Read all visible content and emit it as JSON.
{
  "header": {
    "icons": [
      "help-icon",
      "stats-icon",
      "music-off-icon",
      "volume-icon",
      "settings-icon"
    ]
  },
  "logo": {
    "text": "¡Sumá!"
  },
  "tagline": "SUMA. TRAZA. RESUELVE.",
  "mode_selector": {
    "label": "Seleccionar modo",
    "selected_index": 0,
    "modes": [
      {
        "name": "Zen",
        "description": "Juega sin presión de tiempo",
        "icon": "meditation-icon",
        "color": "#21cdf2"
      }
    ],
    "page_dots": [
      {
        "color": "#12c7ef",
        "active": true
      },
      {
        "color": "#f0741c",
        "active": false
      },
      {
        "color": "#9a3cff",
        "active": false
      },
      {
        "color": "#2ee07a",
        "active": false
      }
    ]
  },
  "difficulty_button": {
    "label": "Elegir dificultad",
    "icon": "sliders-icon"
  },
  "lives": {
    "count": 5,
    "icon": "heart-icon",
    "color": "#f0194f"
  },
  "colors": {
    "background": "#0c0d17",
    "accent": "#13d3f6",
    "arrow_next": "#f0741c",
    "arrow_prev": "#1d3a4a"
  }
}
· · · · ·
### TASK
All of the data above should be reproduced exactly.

### TASK OUTPUT
Read all visible content and emit it as JSON.
{
  "header": {
    "icons": [
      "help-icon",
      "stats-icon",
      "music-off-icon",
      "volume-icon",
      "settings-icon"
    ]
  },
  "logo": {
    "text": "¡Sumá!"
  },
  "tagline": "SUMA. TRAZA. RESUELVE.",
  "mode_selector": {
    "label": "Seleccionar modo",
    "selected_index": 0,
    "modes": [
      {
        "name": "Zen",
        "description": "Juega sin presión de tiempo",
        "icon": "meditation-icon",
        "color": "#21cdf2"
      }
    ],
    "page_dots": [
      {
        "color": "#12c7ef",
        "active": true
      },
      {
        "color": "#f0741c",
        "active": false
      },
      {
        "color": "#9a3cff",
        "active": false
      },
      {
        "color": "#2ee07a",
        "active": false
      }
    ]
  },
  "difficulty_button": {
    "label": "Elegir dificultad",
    "icon": "sliders-icon"
  },
  "lives": {
    "count": 5,
    "icon": "heart-icon",
    "color": "#f0194f"
  },
  "colors": {
    "background": "#0c0d17",
    "accent": "#13d3f6",
    "arrow_next": "#f0741c",
    "arrow_prev": "#1d3a4a"
  }
}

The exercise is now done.